- 2003: Thome (23), Abreu (14) and Burrell (12).
- 2002: Burrell (22) and Scott Rolen (13).
Of course, on the flip side, the Phillies have two pitchers with 10 or more wins at the break — Roy Halladay (11) and Cole Hamels (10) — for the first time since 2003, when Kevin Millwood and Randy Wolf each had 10 wins. Now, if Cliff Lee can pick up his 10th win of the season Saturday, the Phillies will have three 10-game winners at the break for the first time since … ever. Well, I can only go as far back as 1950 with Stats Pass, but the Phillies were pretty awful from the first All-Star Game in 1933 through 1949. In fact, the Phillies only had six pitchers make the All-Star Game in that span.
What does this all mean? Not sure. I just know it took me a long time to look up.
Earlier this week I thought the Phillies might place Michael Martinez on waivers to make room for Shane Victorino, but it became more obvious they would option John Mayberry Jr. instead.
It became official today.
I’m not in Pittsburgh this weekend, but I’m guessing the reasoning is close to what I wrote yesterday: Mayberry will get very little playing time with Raul Ibanez in left field, Victorino in center field and Domonic Brown and Ben Francisco in right field. Mayberry might be the team’ second-best defensive outfielder (and one of the team’s better runners, too), but he has hit just .187 with three doubles, two homers and nine RBIs since April. He also has hit just .172 against left-handers in that stretch, which hurts his case to platoon in left or right field. Yes, Francisco has struggled. He has hit just .192 against left-handers this season. But here is the reality of the situation: Francisco is making $1.175 million. If Mayberry were hitting .300 against left-handers, I think it would have been a much more difficult decision. But unfortunately for Mayberry, his lack of production at the plate over the last month hurt him.

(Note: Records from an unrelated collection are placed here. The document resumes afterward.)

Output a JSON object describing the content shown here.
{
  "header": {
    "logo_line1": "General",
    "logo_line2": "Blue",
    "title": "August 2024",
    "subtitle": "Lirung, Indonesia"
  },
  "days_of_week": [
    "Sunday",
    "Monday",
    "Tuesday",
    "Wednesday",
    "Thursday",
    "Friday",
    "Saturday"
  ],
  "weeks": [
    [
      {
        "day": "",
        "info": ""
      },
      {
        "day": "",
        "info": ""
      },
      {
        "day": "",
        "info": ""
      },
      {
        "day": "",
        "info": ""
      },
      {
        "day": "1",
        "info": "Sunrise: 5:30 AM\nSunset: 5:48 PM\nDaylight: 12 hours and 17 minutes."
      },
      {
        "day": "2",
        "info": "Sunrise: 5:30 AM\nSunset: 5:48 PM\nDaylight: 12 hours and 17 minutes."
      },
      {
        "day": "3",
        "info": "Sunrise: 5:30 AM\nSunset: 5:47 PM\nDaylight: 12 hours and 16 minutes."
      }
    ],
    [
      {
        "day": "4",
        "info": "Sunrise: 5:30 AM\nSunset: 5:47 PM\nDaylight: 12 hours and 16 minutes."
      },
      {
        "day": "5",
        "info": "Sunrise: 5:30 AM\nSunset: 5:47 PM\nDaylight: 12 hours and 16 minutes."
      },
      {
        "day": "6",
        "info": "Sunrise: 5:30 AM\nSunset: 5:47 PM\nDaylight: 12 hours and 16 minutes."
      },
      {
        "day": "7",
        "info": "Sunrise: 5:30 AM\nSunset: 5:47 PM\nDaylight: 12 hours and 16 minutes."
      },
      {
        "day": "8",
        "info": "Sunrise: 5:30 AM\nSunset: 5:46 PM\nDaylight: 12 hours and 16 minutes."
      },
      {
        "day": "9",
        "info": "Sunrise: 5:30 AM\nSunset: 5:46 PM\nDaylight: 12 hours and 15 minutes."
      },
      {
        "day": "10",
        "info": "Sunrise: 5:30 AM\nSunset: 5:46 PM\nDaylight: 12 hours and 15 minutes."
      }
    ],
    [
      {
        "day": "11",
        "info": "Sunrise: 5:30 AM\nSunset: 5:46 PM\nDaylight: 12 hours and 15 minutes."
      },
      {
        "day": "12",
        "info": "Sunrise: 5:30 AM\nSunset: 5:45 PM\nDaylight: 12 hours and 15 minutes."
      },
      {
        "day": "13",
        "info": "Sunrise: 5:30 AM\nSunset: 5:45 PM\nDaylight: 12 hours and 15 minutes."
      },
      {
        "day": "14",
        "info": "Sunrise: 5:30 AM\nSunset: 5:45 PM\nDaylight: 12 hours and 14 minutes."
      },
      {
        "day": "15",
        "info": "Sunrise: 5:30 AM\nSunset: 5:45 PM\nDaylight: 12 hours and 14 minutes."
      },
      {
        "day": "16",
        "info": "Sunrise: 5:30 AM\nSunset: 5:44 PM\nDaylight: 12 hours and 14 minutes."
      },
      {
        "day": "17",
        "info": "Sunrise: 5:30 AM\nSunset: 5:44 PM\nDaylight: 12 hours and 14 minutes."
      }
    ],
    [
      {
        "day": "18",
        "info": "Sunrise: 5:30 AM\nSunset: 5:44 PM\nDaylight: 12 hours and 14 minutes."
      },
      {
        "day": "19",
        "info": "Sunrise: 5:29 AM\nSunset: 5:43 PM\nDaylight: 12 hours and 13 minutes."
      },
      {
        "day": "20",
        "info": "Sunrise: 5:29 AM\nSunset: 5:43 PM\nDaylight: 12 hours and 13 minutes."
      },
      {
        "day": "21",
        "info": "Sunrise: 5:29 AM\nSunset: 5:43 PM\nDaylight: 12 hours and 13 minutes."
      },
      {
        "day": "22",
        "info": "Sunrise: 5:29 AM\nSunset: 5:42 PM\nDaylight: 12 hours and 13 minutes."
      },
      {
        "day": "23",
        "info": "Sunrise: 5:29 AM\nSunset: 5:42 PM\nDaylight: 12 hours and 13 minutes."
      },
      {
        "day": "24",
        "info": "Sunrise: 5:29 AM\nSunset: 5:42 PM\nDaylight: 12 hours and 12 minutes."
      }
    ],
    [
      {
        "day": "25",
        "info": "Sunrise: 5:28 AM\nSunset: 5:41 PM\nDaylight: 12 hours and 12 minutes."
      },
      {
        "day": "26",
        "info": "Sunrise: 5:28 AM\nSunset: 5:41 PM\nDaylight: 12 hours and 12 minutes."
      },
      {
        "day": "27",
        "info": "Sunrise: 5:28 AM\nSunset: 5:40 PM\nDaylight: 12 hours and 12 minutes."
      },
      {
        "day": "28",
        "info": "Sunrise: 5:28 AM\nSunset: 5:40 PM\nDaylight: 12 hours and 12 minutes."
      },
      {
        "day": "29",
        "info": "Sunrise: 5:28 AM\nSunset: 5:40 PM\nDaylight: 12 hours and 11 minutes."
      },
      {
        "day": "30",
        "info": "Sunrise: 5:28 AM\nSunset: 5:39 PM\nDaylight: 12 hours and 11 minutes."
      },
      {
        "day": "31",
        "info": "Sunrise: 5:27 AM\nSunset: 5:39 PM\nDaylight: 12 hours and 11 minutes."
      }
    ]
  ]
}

Got an e-mail from the folks at Sports Illustrated. In its latest player poll, current or former Phillies were named the three nicest guys in baseball. I couldn’t agree more about Thome. The guy is as genuine as they come. Ibanez is unfailingly polite. Good guy. Sweeney is a hugger.